__Task directions__
The string "post" may appear in lines of the listing. Report each line where it does.

__Information__

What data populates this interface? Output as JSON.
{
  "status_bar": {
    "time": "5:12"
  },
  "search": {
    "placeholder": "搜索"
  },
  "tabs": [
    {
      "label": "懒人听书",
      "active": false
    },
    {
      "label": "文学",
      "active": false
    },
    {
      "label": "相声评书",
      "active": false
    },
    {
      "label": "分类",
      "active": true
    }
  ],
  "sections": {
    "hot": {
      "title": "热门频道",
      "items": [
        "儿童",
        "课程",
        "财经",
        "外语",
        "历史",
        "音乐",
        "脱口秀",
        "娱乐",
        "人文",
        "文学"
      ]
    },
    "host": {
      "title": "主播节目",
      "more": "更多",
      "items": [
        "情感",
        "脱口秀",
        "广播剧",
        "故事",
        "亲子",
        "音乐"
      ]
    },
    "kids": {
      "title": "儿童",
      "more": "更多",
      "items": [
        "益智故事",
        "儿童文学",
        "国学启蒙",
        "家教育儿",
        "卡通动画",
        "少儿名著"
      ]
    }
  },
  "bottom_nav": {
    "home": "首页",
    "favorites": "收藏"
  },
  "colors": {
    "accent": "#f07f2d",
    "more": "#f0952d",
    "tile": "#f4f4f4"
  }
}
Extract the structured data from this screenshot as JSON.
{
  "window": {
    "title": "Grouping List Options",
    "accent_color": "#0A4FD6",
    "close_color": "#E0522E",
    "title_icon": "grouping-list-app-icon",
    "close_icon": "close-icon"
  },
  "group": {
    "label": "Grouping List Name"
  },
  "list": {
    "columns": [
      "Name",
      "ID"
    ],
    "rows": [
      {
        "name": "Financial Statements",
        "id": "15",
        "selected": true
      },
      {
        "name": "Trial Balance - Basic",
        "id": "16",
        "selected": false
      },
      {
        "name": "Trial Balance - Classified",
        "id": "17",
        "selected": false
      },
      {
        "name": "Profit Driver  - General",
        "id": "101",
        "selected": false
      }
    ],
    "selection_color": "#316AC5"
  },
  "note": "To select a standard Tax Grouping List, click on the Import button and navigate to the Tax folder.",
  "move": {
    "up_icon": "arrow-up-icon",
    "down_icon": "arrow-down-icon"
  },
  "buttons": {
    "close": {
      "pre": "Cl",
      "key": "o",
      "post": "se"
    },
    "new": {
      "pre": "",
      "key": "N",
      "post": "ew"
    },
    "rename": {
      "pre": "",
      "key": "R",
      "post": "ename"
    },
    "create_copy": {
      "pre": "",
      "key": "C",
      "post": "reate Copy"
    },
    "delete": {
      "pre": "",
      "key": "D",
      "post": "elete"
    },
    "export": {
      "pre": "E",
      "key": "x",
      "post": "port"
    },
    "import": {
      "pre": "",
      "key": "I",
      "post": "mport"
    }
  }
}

__Answer for the task__
      "post": "se"
      "post": "ew"
      "post": "ename"
      "post": "reate Copy"
      "post": "elete"
      "post": "port"
      "post": "mport"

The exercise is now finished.